*WHAT IS NEEDED*
Copy every line of the data in which the word "date" occurs.

Data about app and page elements:
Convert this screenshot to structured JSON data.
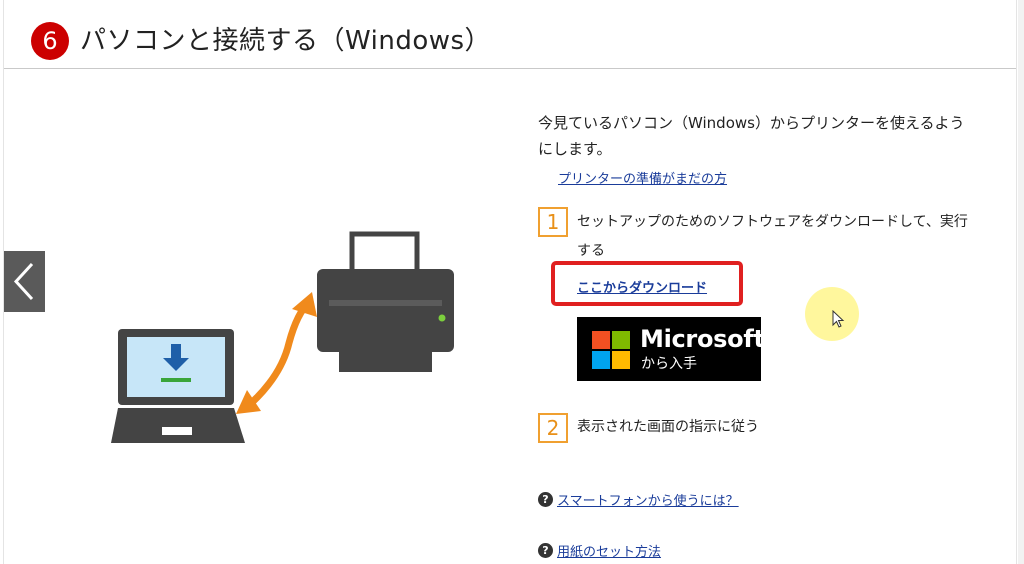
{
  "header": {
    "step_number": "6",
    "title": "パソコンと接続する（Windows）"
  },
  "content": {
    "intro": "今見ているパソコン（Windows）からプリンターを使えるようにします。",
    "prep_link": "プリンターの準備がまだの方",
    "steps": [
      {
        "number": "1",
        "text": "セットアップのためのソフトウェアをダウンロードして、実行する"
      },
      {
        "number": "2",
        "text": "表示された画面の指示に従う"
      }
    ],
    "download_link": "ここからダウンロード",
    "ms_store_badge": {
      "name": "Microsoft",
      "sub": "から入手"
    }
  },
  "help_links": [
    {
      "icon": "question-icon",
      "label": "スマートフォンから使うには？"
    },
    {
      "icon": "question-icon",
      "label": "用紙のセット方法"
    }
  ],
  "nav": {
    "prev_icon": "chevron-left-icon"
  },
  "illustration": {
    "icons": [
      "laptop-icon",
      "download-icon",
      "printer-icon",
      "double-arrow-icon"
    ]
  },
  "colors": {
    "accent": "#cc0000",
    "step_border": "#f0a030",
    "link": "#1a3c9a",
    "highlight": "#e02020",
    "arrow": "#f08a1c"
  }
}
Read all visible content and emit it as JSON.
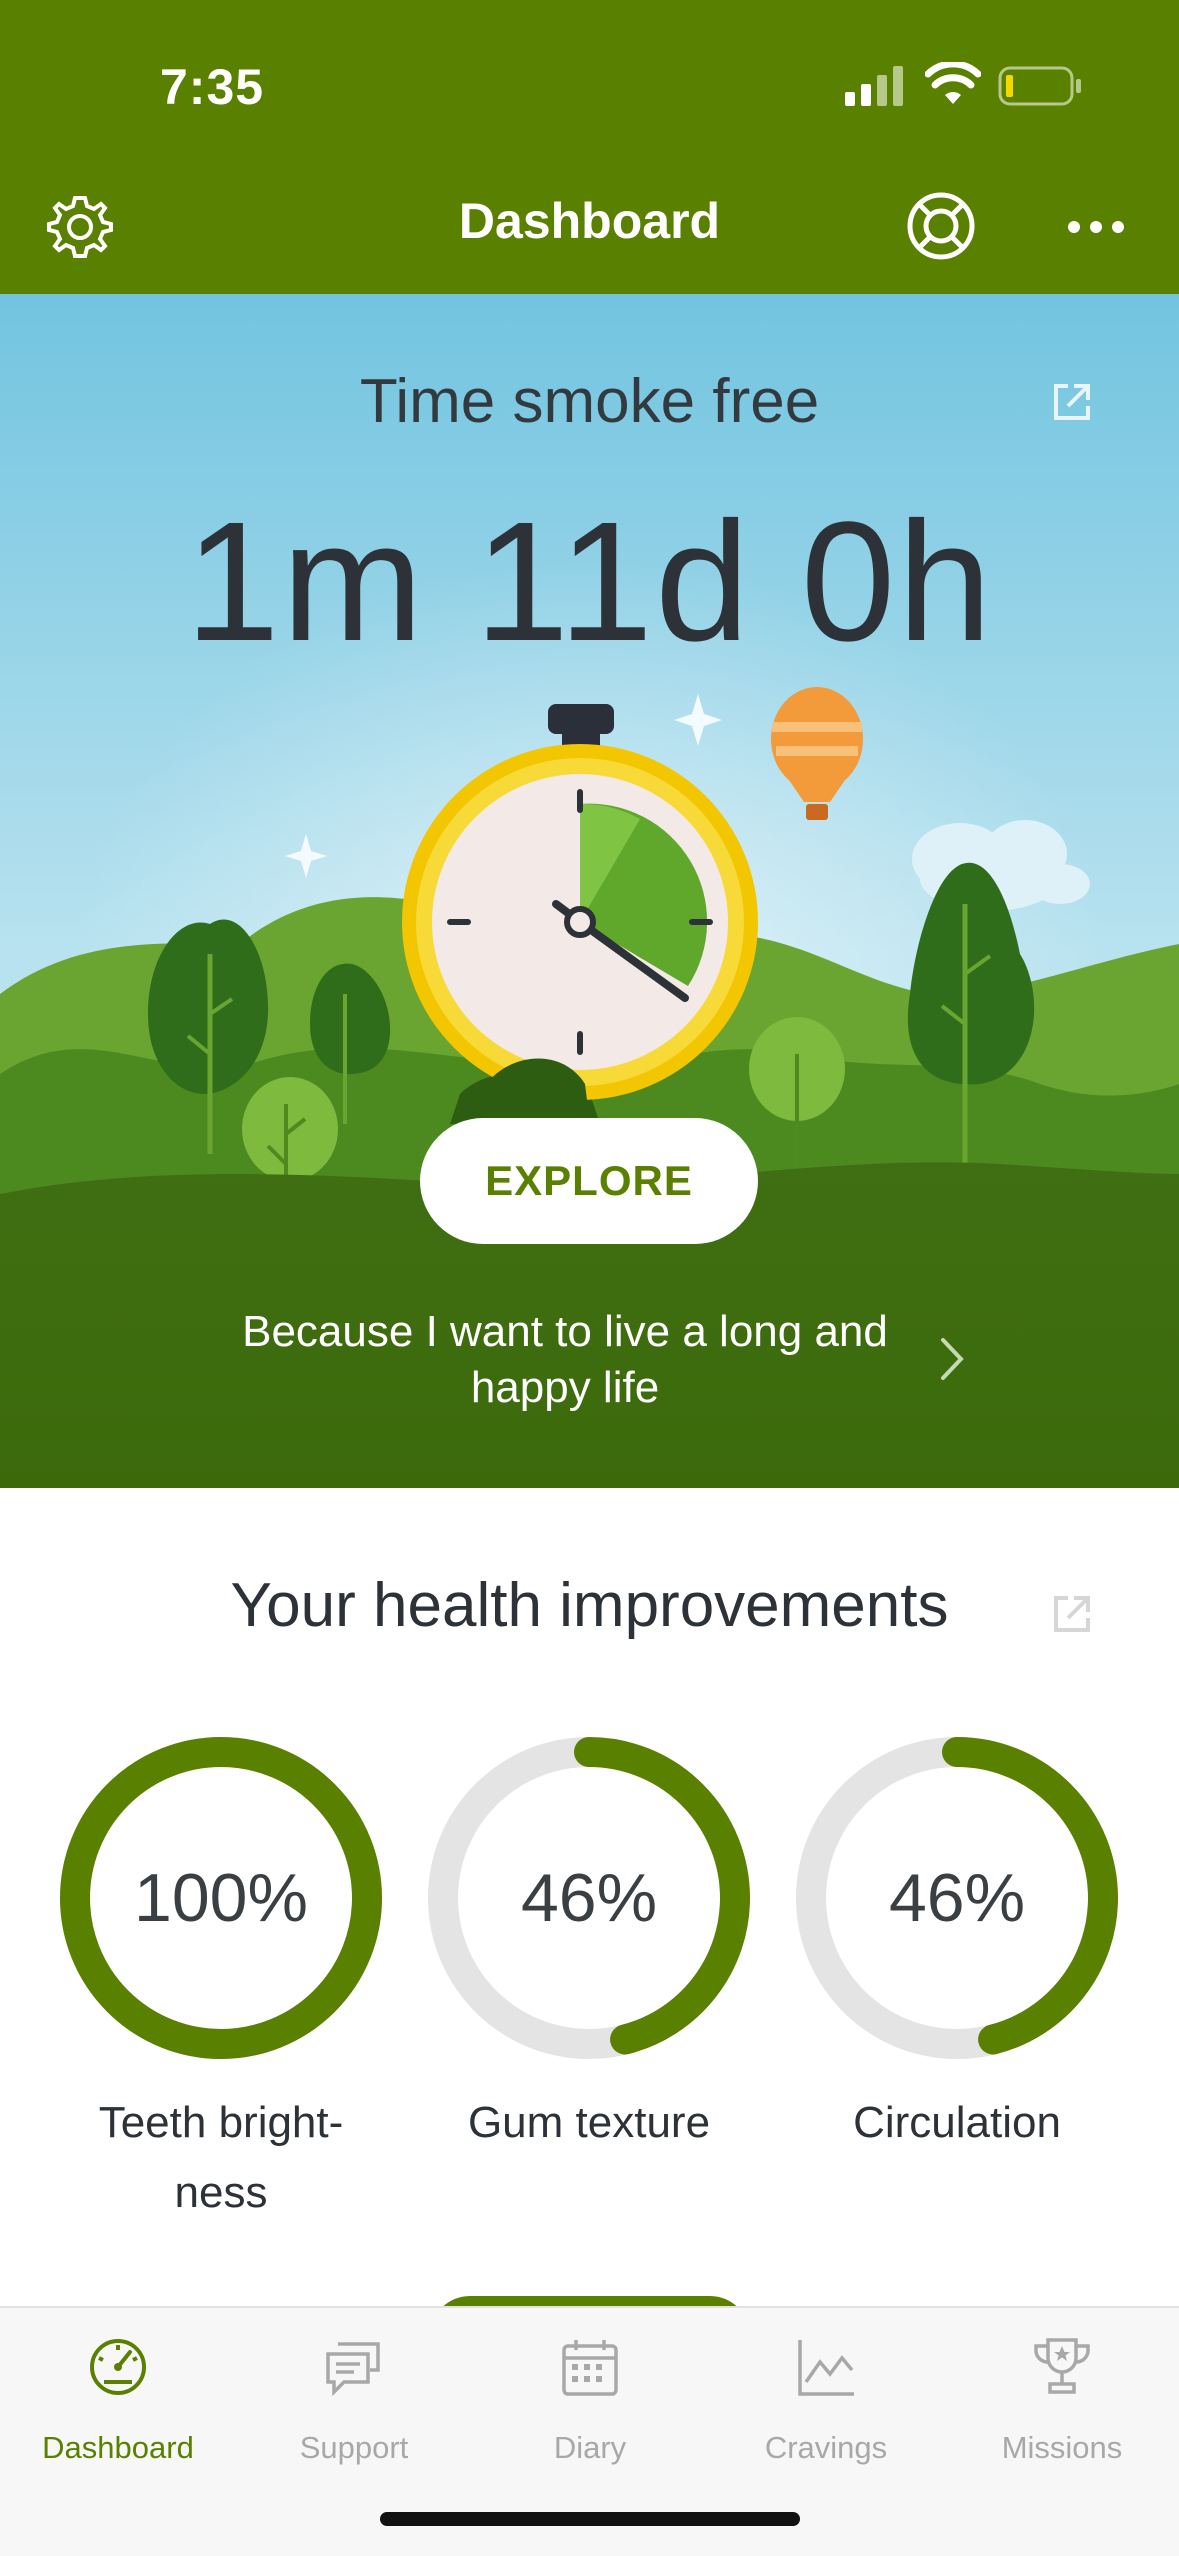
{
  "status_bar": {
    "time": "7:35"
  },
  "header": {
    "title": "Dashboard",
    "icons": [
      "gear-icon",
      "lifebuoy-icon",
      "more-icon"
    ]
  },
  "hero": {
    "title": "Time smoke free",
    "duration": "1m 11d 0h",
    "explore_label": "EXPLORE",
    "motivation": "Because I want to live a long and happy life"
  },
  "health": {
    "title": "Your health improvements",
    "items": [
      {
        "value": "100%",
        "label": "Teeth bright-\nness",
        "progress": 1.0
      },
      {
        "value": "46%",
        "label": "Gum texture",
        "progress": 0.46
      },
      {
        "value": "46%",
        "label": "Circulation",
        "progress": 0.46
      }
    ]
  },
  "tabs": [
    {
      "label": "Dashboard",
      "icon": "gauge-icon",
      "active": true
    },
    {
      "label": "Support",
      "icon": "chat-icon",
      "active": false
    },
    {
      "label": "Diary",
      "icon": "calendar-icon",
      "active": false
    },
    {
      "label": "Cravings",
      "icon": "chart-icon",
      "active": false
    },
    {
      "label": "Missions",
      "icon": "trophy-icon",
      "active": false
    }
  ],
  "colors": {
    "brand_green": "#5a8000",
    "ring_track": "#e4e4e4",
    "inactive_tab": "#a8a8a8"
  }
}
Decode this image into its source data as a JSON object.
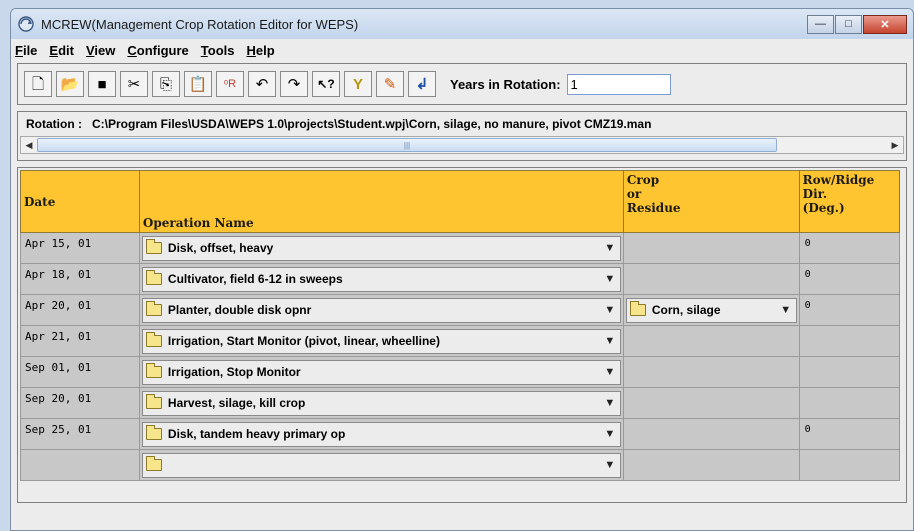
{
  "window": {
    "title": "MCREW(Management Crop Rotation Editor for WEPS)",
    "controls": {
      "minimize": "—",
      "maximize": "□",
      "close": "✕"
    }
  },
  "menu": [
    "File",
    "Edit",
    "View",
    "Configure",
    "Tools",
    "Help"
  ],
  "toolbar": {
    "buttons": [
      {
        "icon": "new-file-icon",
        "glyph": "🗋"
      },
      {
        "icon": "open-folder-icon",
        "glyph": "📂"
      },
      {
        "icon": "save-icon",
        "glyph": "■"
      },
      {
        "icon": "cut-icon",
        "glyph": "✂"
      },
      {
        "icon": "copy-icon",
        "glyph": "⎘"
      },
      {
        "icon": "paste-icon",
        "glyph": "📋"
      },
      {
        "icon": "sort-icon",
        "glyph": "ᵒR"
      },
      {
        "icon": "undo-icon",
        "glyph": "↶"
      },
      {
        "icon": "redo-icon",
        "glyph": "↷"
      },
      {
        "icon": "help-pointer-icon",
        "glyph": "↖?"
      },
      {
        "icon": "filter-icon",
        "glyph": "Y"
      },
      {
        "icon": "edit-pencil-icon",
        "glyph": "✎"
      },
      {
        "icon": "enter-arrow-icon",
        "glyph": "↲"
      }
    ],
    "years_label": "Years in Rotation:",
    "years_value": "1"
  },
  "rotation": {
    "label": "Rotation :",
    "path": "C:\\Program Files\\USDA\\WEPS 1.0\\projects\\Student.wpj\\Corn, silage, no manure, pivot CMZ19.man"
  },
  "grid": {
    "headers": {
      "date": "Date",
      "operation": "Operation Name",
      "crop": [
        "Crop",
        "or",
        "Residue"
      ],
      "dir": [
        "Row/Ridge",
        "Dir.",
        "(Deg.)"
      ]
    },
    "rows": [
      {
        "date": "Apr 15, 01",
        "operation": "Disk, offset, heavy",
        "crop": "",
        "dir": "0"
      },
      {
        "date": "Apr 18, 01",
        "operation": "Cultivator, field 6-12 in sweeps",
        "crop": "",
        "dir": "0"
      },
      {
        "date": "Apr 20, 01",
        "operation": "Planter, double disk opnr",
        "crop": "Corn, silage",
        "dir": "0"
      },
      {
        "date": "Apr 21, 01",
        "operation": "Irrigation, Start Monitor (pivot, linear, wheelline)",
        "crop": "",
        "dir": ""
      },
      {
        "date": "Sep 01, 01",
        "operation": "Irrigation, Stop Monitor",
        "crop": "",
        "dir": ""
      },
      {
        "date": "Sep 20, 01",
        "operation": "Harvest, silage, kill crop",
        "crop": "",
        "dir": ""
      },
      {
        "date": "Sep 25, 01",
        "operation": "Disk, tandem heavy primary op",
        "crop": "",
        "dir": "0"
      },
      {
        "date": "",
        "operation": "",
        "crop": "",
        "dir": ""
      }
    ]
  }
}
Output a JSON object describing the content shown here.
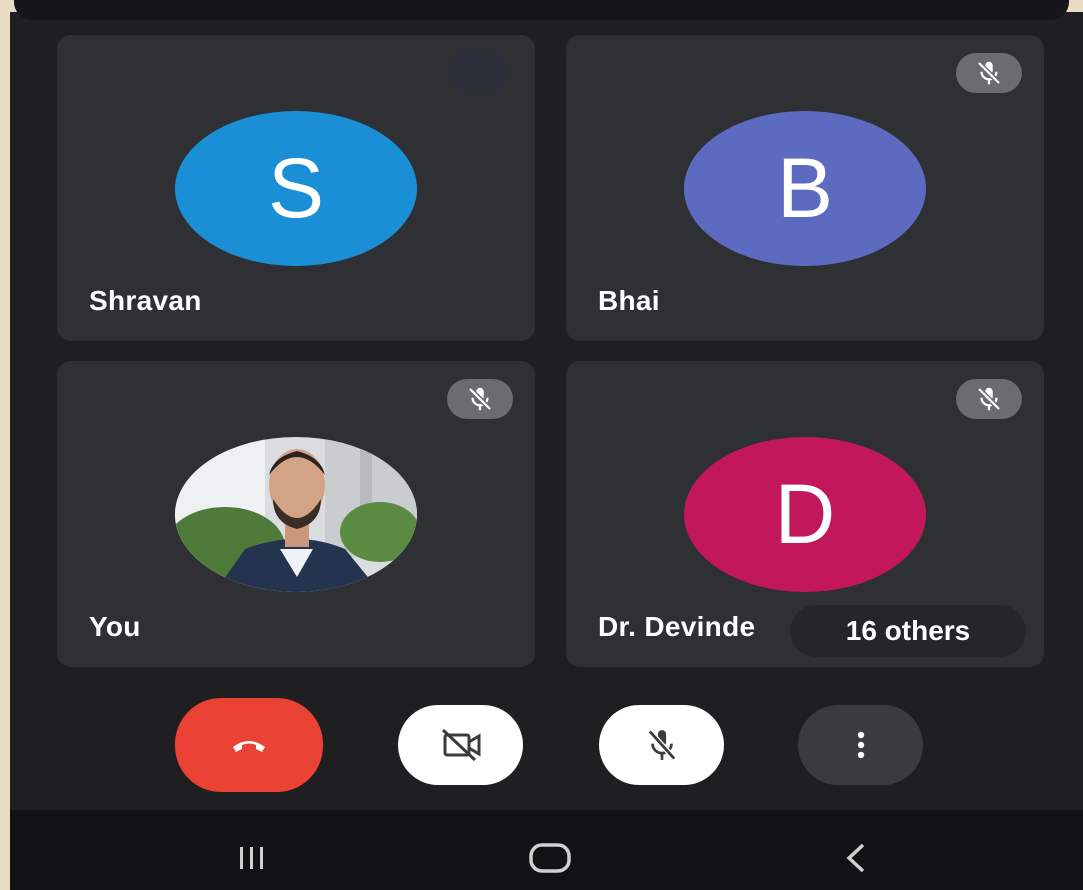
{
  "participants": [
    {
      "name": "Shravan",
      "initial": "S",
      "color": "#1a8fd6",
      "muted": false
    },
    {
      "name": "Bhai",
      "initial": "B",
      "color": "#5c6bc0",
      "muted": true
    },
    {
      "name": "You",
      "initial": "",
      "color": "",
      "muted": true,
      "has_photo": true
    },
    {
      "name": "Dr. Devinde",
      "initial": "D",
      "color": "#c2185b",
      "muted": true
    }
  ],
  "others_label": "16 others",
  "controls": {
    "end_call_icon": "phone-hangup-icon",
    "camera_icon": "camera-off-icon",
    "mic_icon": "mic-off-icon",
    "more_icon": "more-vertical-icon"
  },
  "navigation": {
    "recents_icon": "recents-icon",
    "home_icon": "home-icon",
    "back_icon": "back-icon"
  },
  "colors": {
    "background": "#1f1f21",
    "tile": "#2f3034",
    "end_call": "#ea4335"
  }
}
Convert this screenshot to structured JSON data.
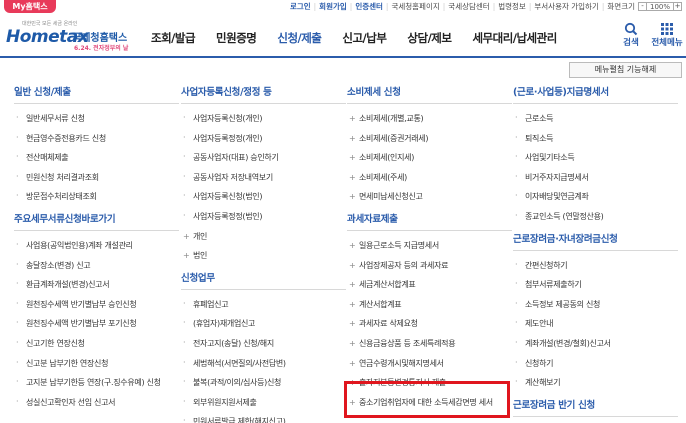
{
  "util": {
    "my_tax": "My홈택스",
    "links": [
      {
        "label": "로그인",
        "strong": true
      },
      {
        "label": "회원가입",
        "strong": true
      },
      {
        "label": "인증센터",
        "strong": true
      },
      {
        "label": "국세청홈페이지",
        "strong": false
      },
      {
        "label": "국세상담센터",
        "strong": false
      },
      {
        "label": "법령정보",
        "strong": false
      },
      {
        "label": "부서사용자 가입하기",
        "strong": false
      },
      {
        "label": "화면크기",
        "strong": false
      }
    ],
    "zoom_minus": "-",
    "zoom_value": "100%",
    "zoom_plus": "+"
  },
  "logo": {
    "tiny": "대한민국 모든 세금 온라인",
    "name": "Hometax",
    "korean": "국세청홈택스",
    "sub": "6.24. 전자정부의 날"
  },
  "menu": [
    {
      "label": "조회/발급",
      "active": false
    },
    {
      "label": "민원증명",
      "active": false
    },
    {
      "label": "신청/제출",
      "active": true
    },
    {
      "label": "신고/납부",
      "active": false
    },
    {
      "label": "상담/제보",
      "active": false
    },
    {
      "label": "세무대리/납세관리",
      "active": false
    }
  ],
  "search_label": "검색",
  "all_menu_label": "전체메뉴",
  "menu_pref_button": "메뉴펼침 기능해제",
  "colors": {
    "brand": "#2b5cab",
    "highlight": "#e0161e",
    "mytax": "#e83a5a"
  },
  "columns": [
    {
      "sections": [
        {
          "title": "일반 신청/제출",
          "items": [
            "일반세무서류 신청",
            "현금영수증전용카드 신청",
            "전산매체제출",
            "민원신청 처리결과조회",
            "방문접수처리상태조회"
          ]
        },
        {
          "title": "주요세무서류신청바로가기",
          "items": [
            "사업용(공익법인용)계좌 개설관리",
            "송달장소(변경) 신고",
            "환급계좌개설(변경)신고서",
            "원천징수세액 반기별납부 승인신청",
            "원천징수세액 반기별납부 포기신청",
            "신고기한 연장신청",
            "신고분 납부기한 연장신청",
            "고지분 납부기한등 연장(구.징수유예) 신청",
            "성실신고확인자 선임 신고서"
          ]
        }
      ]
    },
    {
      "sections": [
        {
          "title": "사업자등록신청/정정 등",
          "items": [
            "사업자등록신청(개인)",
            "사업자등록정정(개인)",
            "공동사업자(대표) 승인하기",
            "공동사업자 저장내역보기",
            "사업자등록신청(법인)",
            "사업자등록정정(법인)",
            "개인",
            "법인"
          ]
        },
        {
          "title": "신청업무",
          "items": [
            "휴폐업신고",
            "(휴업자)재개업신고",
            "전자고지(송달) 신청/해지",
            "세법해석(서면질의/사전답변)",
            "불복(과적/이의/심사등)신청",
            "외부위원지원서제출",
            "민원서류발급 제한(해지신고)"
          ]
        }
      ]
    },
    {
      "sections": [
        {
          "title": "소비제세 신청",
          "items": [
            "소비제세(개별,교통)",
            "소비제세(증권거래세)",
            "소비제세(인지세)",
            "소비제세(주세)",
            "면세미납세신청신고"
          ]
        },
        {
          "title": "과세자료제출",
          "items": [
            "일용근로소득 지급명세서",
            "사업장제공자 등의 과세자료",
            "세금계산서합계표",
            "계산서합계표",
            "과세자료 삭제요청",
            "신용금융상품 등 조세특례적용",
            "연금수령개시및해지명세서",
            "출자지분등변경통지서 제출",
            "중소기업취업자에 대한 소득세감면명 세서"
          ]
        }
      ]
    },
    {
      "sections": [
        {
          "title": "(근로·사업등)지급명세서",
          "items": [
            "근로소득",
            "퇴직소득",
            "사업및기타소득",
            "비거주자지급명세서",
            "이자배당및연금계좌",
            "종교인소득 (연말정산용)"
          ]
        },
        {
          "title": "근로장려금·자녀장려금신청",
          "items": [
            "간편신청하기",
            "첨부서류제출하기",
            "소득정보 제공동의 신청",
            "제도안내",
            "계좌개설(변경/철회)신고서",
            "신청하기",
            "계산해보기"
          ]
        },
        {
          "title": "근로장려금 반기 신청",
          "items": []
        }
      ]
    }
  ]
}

*OUTPUT FOR THIS EXERCISE*
      "date": "Date",
        "date": "Apr 15, 01",
        "date": "Apr 18, 01",
        "date": "Apr 20, 01",
        "date": "Apr 21, 01",
        "date": "Sep 01, 01",
        "date": "Sep 20, 01",
        "date": "Sep 25, 01",
        "date": "",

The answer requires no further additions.